SANDY SPRING, Md. (WUSA9) -- The Montgomery County County Executive has released a statement on the Old Farm Road property battle in Sandy Spring.
Friday, the Montgomery County Planning Board finally gave 11 African American families addresses, but it's still not guaranteeing they can get to them. The land has been with these families for generations. A group of Quaker abolitionists gave it to freed slaves. But about six years ago, the road that led to their land disappeared from county maps.
Now 11 of them have addresses, but still no road.
Monday, County Executive Ike Leggett releasd the following statement:
"I am pleased that the property owners along Old Farm Road have prevailed in their long quest to obtain addresses. Many of them who own land in this African American community have had to put their lives on hold and seen their plans to build homes upended simply because they were unable to secure addresses along the road that has served their properties since the late 1800s.
"I am committed to working with all the property owners along Old Farm Road and want to assure them that that the County will assist them in their efforts to move forward.

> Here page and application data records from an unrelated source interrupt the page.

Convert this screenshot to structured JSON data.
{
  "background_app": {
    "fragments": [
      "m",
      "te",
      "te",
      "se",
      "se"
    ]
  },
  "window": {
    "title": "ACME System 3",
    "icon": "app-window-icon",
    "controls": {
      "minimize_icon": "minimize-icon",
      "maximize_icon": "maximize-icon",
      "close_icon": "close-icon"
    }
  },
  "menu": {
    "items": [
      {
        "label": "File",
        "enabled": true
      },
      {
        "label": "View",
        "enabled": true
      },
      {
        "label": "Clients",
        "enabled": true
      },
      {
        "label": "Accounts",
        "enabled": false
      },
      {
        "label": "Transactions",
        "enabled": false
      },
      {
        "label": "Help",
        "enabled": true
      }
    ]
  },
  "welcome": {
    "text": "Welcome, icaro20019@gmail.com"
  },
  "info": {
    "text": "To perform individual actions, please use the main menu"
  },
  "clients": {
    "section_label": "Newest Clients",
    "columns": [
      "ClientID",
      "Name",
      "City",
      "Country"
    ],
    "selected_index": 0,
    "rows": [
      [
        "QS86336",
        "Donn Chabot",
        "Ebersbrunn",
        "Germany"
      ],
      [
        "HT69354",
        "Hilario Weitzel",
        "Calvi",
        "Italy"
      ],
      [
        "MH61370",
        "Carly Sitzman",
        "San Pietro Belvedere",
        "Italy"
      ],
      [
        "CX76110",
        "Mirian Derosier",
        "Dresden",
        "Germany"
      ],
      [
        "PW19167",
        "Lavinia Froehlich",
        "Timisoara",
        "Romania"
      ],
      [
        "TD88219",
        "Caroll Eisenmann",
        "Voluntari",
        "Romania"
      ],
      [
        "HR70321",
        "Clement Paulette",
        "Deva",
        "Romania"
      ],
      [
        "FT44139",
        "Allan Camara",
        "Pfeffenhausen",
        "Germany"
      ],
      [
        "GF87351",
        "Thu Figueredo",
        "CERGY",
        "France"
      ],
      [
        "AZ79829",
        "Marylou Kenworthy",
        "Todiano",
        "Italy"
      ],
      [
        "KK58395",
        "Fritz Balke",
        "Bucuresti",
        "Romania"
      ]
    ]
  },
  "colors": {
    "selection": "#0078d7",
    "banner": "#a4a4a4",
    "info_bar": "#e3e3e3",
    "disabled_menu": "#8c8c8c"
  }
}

We will be meeting with members of the community over the next few weeks to outline the methodology for moving ahead.
"I also want to thank Delegate Aisha Braveboy, chair of the Legislative Black Caucus of Maryland, Councilmember Marc Elrich, Council President Nancy Navarro, and Senator Karen Montgomery, who joined me in advocating for these residents to obtain addresses."